Thirty radio stations in Guinea Bissau suspended broadcast for 24 hours. The act was in solidarity with Radio Capital FM after a disturbing attack on the media outlet.
Seven privately-owned and 23 community radio stations across Guinea Bissau took part in the act termed "a day of silence". About thirty journalists also gathered in front of Capital FM's offices in Bissau to denounce the attack and to show support for the beleaguered radio station.
Radio Capital FM was crippled by an attack from uniformed men which resulted in the destruction of its equipment such as transmitter and mixing console. The attack followed several threats to the station which its Management says were reported to the police.
"We needed to express our indignation; to send a strong message to the perpetrators that we will not be silenced. It is also to alert the authorities that we will not accept anything short of thorough investigations into the incident and the prosecution of the culprits," Indira Correia Balde, President of the journalists' union Sindicato de Jornalistas e Técnicos de Comunicação Social (SINJOTECS), told the MFWA.
The Police have given no update on the state of the investigations they claim to be conducting. SINJOTECS, national partner organisation of the Media Foundation for West Africa (MFWA), which organised the radio blackout protest has given the police up to August 12 to give and update on the incident.
The fact that the attackers were in police uniform lays a huge responsibility on the Police authorities, as the incident affects the image of the service. It is in the interest of the Police to demonstrate that they do not condone the outrageous conduct.
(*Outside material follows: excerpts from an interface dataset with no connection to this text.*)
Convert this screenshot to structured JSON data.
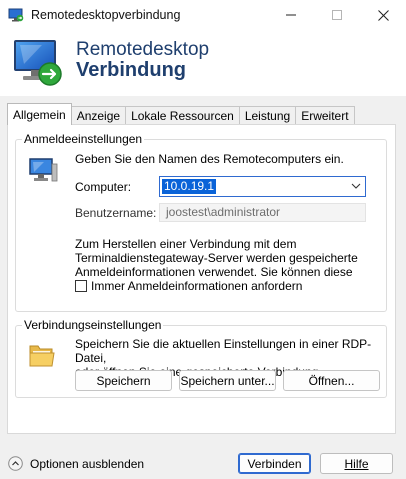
{
  "window": {
    "title": "Remotedesktopverbindung"
  },
  "banner": {
    "line1": "Remotedesktop",
    "line2": "Verbindung"
  },
  "tabs": [
    {
      "label": "Allgemein",
      "active": true
    },
    {
      "label": "Anzeige",
      "active": false
    },
    {
      "label": "Lokale Ressourcen",
      "active": false
    },
    {
      "label": "Leistung",
      "active": false
    },
    {
      "label": "Erweitert",
      "active": false
    }
  ],
  "logon": {
    "legend": "Anmeldeeinstellungen",
    "intro": "Geben Sie den Namen des Remotecomputers ein.",
    "computer_label": "Computer:",
    "computer_value": "10.0.19.1",
    "username_label": "Benutzername:",
    "username_value": "joostest\\administrator",
    "info_line1": "Zum Herstellen einer Verbindung mit dem",
    "info_line2": "Terminaldienstegateway-Server werden gespeicherte",
    "info_line3": "Anmeldeinformationen verwendet. Sie können diese",
    "always_ask_label": "Immer Anmeldeinformationen anfordern"
  },
  "connection": {
    "legend": "Verbindungseinstellungen",
    "desc_line1": "Speichern Sie die aktuellen Einstellungen in einer RDP-Datei,",
    "desc_line2": "oder öffnen Sie eine gespeicherte Verbindung.",
    "save_label": "Speichern",
    "save_as_label": "Speichern unter...",
    "open_label": "Öffnen..."
  },
  "footer": {
    "options_label": "Optionen ausblenden",
    "connect_label": "Verbinden",
    "help_label": "Hilfe"
  },
  "colors": {
    "banner_text": "#1f3f6e",
    "accent": "#2f6ad0",
    "selection": "#0a63d8"
  },
  "icons": {
    "app": "remote-desktop-icon",
    "computer": "computer-icon",
    "folder": "folder-icon",
    "options": "chevron-up-icon"
  }
}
And they can do that only by ensuring the perpetrators, together with whoever might have given the orders for the attack, face the full rigours of the law.
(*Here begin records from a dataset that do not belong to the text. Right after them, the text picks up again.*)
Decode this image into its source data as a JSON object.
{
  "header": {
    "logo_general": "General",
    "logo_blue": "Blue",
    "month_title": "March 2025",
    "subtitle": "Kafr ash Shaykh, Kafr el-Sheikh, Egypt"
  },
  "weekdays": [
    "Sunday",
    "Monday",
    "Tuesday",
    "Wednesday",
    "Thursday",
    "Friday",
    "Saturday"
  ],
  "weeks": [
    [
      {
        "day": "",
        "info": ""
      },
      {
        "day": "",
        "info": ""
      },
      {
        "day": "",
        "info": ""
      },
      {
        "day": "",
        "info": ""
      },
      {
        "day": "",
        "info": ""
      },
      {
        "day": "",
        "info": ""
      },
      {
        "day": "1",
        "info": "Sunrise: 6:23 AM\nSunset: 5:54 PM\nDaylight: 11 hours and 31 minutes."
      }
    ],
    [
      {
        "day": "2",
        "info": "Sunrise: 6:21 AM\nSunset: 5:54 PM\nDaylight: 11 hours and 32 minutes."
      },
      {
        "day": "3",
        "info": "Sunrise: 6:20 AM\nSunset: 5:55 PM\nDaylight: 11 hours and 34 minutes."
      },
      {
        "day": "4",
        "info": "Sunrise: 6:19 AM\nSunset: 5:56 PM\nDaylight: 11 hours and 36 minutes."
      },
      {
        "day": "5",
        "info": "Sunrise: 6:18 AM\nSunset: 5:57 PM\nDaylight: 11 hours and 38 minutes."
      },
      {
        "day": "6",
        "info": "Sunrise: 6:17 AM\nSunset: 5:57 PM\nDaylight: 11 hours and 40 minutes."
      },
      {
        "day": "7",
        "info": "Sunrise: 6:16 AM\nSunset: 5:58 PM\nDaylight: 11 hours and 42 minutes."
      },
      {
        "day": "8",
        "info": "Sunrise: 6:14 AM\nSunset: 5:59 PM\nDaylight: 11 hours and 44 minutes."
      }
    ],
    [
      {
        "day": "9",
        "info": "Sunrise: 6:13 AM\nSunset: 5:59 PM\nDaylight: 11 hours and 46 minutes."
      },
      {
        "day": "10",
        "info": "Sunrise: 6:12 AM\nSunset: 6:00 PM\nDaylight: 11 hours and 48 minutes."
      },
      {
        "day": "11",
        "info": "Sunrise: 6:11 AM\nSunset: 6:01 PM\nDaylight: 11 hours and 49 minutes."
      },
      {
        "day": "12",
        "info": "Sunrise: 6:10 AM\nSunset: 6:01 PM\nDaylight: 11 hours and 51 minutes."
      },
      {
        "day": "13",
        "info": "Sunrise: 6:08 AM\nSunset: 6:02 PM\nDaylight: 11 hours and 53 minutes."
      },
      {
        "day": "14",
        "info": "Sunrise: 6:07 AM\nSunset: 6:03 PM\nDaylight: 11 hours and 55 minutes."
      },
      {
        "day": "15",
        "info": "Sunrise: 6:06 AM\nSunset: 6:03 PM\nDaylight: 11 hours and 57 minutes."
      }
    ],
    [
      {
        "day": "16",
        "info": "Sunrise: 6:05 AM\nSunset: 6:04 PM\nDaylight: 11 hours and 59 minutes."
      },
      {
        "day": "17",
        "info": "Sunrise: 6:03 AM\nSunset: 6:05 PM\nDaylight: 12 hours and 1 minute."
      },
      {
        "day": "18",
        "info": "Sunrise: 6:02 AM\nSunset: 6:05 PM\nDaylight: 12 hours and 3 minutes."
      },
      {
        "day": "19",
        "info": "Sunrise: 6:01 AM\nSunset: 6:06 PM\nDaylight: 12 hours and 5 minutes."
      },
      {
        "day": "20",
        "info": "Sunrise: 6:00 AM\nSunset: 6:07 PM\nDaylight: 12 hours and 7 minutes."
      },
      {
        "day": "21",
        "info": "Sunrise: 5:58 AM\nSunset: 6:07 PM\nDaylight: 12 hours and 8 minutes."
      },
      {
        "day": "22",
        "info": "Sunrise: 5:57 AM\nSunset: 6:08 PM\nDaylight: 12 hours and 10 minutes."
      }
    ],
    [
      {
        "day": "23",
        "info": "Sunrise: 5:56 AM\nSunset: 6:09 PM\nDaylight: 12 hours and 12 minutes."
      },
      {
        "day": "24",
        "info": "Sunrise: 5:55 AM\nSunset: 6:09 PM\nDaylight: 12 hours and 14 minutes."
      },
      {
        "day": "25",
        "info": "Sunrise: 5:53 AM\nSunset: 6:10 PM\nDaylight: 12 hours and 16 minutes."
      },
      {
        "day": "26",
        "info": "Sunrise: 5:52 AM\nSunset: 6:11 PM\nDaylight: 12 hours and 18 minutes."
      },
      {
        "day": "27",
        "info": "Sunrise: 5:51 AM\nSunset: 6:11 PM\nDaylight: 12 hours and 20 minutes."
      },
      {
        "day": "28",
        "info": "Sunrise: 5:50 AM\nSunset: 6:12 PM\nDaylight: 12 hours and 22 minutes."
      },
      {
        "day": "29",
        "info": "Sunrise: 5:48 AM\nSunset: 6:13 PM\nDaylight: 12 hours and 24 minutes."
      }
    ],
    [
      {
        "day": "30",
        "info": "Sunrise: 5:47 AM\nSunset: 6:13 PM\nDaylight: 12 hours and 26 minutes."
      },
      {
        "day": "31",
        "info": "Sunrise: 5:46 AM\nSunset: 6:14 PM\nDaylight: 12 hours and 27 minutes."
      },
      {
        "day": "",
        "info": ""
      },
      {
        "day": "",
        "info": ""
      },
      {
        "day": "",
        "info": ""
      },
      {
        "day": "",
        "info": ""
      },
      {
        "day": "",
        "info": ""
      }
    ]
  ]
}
The MFWA therefore urges the Police and the government of President Umaro Embalo to respond appropriately to this incident which is a test of their commitment to fighting impunity for crimes against the media.